The U.K.'s cost watchdog has done an about-face on the new Sanofi-Aventis heart drug Multaq. After turning down the drug as too expensive and no better than existing treatments, the National Institute for Health and Clinical Excellence has released draft guidance recommending the drug for use in some patients.
We don't have to tell you that the change of heart is good news for the atrial fibrillation treatment--and for Sanofi. The drug is widely seen as a lifeline for the French drugmaker, which soon will face generic competition for its megablockbuster blood thinner Plavix.
But Multaq hasn't gotten off to a roaring start on the sales side. And that's at least in part because regulators like NICE haven't embraced it. Just last week, news emerged that French officials weren't exactly thrilled with the new drug; they plan to set reimbursement for it at about 35 percent, French media reported.

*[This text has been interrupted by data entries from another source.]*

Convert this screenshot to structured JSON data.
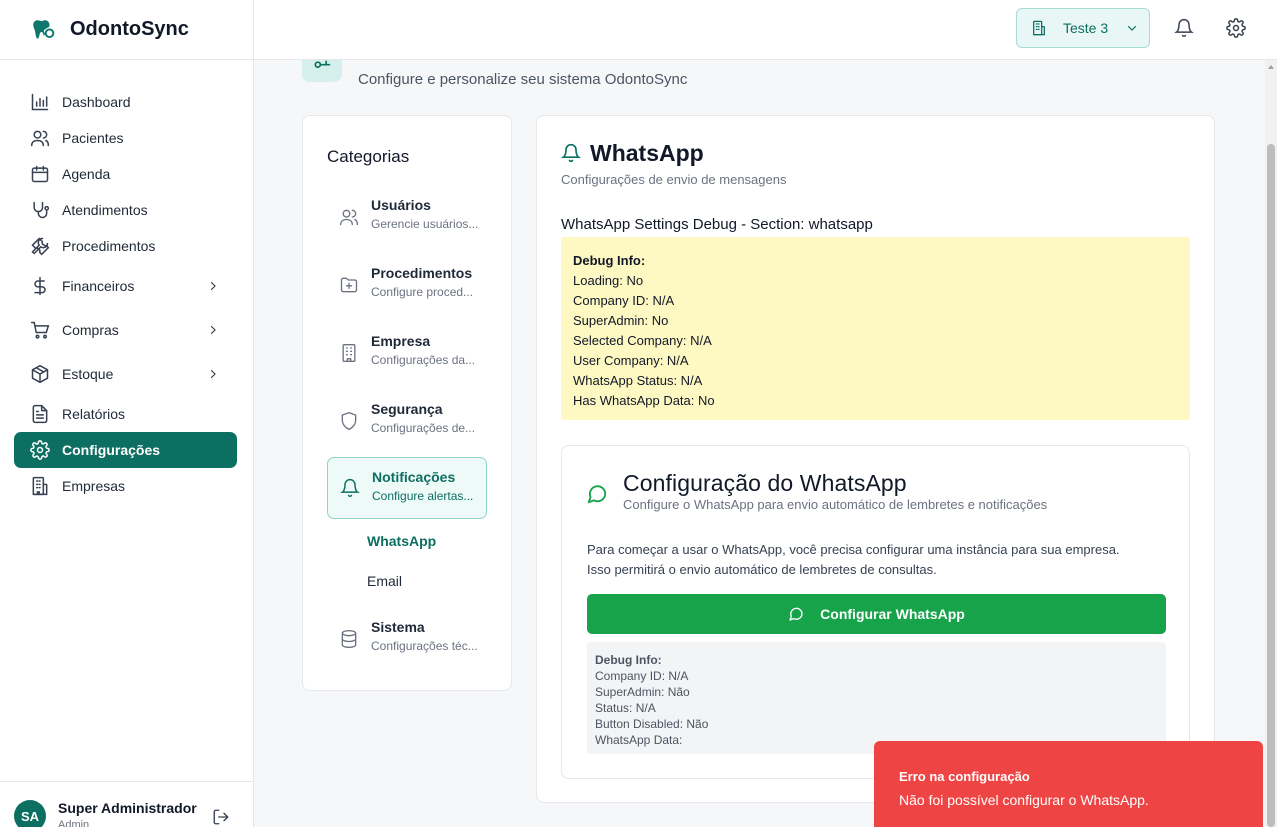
{
  "app": {
    "name": "OdontoSync"
  },
  "sidebar": {
    "items": [
      {
        "label": "Dashboard",
        "icon": "bar-chart-icon"
      },
      {
        "label": "Pacientes",
        "icon": "users-icon"
      },
      {
        "label": "Agenda",
        "icon": "calendar-icon"
      },
      {
        "label": "Atendimentos",
        "icon": "stethoscope-icon"
      },
      {
        "label": "Procedimentos",
        "icon": "wrench-icon"
      },
      {
        "label": "Financeiros",
        "icon": "dollar-icon"
      },
      {
        "label": "Compras",
        "icon": "cart-icon"
      },
      {
        "label": "Estoque",
        "icon": "box-icon"
      },
      {
        "label": "Relatórios",
        "icon": "report-icon"
      },
      {
        "label": "Configurações",
        "icon": "gear-icon"
      },
      {
        "label": "Empresas",
        "icon": "building-icon"
      }
    ],
    "active": "Configurações",
    "user": {
      "initials": "SA",
      "name": "Super Administrador",
      "role": "Admin"
    }
  },
  "header": {
    "company": "Teste 3"
  },
  "page": {
    "subtitle": "Configure e personalize seu sistema OdontoSync"
  },
  "categories": {
    "title": "Categorias",
    "items": [
      {
        "title": "Usuários",
        "subtitle": "Gerencie usuários..."
      },
      {
        "title": "Procedimentos",
        "subtitle": "Configure proced..."
      },
      {
        "title": "Empresa",
        "subtitle": "Configurações da..."
      },
      {
        "title": "Segurança",
        "subtitle": "Configurações de..."
      },
      {
        "title": "Notificações",
        "subtitle": "Configure alertas..."
      },
      {
        "title": "Sistema",
        "subtitle": "Configurações téc..."
      }
    ],
    "subitems": [
      "WhatsApp",
      "Email"
    ]
  },
  "whatsapp": {
    "title": "WhatsApp",
    "subtitle": "Configurações de envio de mensagens",
    "debug_heading": "WhatsApp Settings Debug - Section: whatsapp",
    "debug_title": "Debug Info:",
    "debug_lines": [
      "Loading: No",
      "Company ID: N/A",
      "SuperAdmin: No",
      "Selected Company: N/A",
      "User Company: N/A",
      "WhatsApp Status: N/A",
      "Has WhatsApp Data: No"
    ],
    "card": {
      "title": "Configuração do WhatsApp",
      "subtitle": "Configure o WhatsApp para envio automático de lembretes e notificações",
      "paragraph1": "Para começar a usar o WhatsApp, você precisa configurar uma instância para sua empresa.",
      "paragraph2": "Isso permitirá o envio automático de lembretes de consultas.",
      "button": "Configurar WhatsApp",
      "debug_title": "Debug Info:",
      "debug_lines": [
        "Company ID: N/A",
        "SuperAdmin: Não",
        "Status: N/A",
        "Button Disabled: Não",
        "WhatsApp Data:"
      ]
    }
  },
  "toast": {
    "title": "Erro na configuração",
    "message": "Não foi possível configurar o WhatsApp."
  },
  "colors": {
    "primary": "#0d6e62",
    "whatsapp_green": "#16a34a",
    "debug_yellow": "#fef9c3",
    "error_red": "#ef4444"
  }
}
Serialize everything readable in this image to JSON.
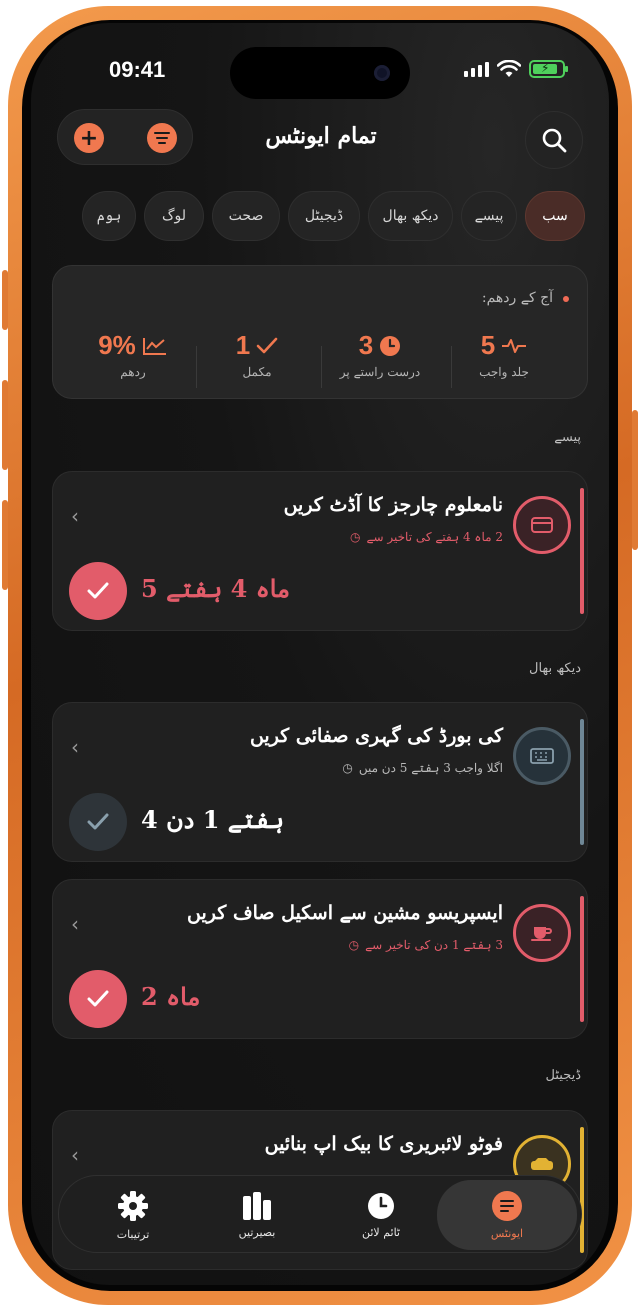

In relenting, NICE could help turn the tide. Although the agency is recommending its use only as a second-line treatment, it did grant Multaq one clear advantage. "Whilst dronedarone has not been shown to be as effective as existing treatment options in controlling atrial fibrillation, and is more expensive," NICE chief Andrew Dillon says in a statement, "short term evidence suggests that it is associated with fewer side effects." Whether that will be enough to make Multaq into a blockbuster remains to be seen.